India and Japan urge Myanmar to end violence and return to democracy

0

Expressing their concern over the situation in Myanmar, India and Japan called for an immediate cessation of violence throughout Myanmar and a return to the path of democracy.

Japanese Prime Minister Kishida Fumio and his Indian counterpart Narendra Modi reiterated their stance on Myanmar and called in a joint press release on Saturday for the release of all political detainees.



“They reaffirmed their support for ASEAN’s efforts to seek a solution in Myanmar and commended Cambodia’s active engagement as ASEAN Chair to resolve the impasse. They called on Myanmar to implement urgently implement the ASEAN Five-Point Consensus,” the joint statement said.

The two prime ministers expressed their support for the efforts of the Association of Southeast Asian Nations (ASEAN) to break the current political stalemate in the country between civilian representatives and the military junta.

“They reaffirmed their support for ASEAN’s efforts to seek a solution in Myanmar and commended Cambodia’s active engagement as ASEAN Chair to resolve the impasse. They called on Myanmar to implement urgently implement the ASEAN Five-Point Consensus.”

The five-point ASEAN consensus was reached last year and emphasized dialogue, humanitarian aid and an end to violence.

Myanmar’s military junta took control of the country following a coup on February 1 last year.

Myanmar’s junta has carried out a brutal nationwide crackdown to suppress those who oppose military rule. Systematic and widespread abuses by the junta, including massacres, torture, arbitrary arrests and indiscriminate attacks against civilians, constitute crimes against humanity and war crimes, Human Rights Watch (HRW) said in a statement. statement Friday.

Since the coup, security forces have killed at least 1,600 people and detained more than 12,000, according to the Association for Assistance to Political Prisoners.

More than 500,000 people have been internally displaced since the coup, while tens of thousands have fled as refugees to Thailand and India, the HRW report added citing the data. the United Nations Refugee Agency and the Office of the United Nations High Commissioner for Refugees (UNHCR).

The Indian and Japanese prime ministers addressed a host of issues in the elaborate joint statement, including the ongoing conflict in Ukraine, maritime access in the Indo-Pacific, particularly the South China Sea, bilateral economic partnership and sustainable growth in the post-COVID world.

(Only the title and image of this report may have been edited by Business Standard staff; the rest of the content is auto-generated from a syndicated feed.)

Dear reader,

Business Standard has always endeavored to provide up-to-date information and commentary on developments that matter to you and that have wider political and economic implications for the country and the world.
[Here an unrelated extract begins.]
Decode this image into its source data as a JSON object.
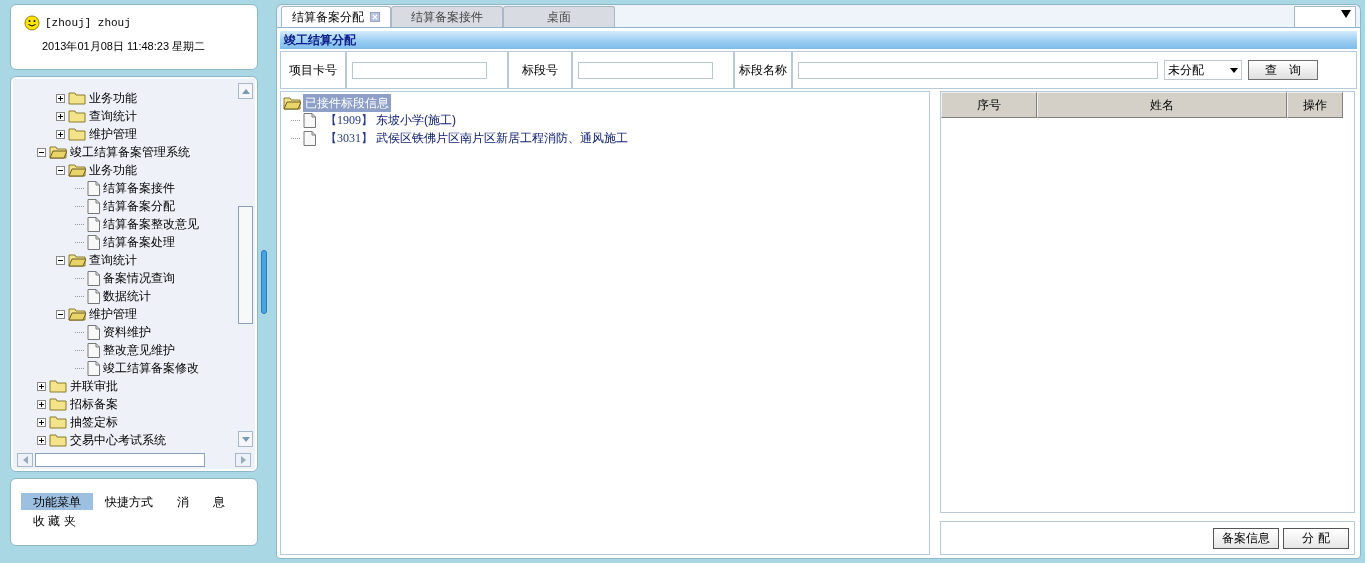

Your constant encouragement and feedback on how to improve our offering has only strengthened our resolve and commitment to these ideals. Even in these challenging times stemming from Covid-19, we remain committed to keeping you informed and updated with credible news, authoritative opinions and incisive commentary on relevant topical issues.
However, we have a request.

As we battle the economic impact of the pandemic, we need your support even more so that we can continue to bring you more great content. Our subscription model has received an encouraging response from many of you who have subscribed to our online content. More subscription to our online content can only help us achieve the goals of bringing you even better and more relevant content. We believe in free, fair and credible journalism. Your support through more subscriptions can help us practice the journalism we are committed to.

Support quality journalism and subscribe to Business Standard.

digital editor

Share.

Comments are closed.